■ TASK PROMPT ■
Each line below either holds the string "JSON" or doesn't. Count those that do and give only the number.
*** TASK DATA Section Begins ***
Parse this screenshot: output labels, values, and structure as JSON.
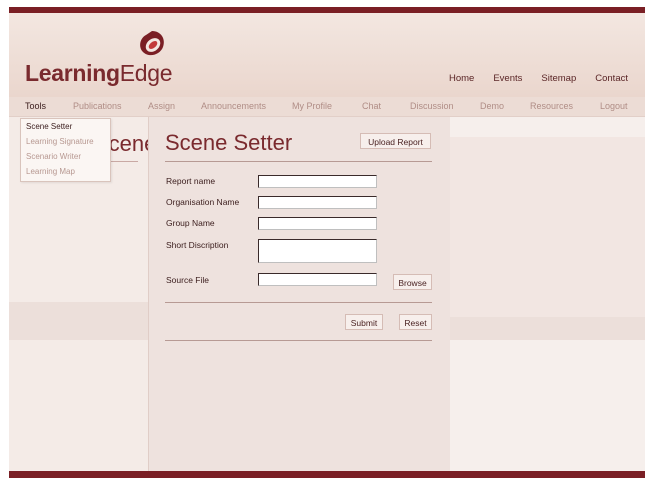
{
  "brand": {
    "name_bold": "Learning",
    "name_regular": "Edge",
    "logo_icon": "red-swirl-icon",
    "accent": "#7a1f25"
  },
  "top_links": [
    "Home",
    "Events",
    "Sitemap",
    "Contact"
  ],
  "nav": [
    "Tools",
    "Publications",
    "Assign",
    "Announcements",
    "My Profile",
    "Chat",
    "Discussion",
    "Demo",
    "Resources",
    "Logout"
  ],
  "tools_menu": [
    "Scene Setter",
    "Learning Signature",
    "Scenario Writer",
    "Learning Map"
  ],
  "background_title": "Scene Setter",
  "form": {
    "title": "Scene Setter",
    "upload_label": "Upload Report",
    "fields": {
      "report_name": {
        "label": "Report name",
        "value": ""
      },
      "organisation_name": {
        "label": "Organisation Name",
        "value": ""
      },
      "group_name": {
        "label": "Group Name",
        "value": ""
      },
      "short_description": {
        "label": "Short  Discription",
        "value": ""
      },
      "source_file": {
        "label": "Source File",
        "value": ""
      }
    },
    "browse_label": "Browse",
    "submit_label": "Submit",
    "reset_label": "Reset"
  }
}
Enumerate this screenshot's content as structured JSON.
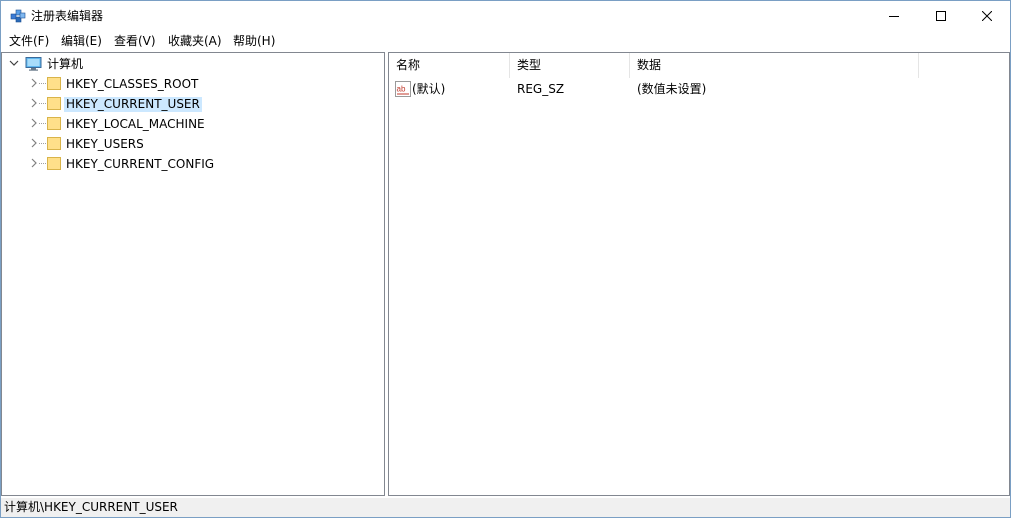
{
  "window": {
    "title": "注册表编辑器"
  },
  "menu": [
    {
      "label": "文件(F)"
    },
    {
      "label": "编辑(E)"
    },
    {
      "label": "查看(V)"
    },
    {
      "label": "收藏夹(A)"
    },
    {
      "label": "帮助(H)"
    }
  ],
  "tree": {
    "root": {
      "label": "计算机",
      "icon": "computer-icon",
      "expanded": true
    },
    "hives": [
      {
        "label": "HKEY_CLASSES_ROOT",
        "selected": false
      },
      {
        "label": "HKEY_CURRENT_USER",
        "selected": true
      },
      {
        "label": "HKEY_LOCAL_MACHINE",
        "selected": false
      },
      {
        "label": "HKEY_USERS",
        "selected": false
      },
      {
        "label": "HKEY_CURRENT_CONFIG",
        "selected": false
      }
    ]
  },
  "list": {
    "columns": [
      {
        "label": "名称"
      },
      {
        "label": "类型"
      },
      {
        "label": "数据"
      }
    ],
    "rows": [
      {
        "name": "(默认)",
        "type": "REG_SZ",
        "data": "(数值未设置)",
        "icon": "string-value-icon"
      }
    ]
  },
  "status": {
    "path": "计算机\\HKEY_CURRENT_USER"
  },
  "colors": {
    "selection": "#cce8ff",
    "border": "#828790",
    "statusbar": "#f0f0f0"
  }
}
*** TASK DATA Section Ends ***
■ RESULT OF THIS EXERCISE ■
2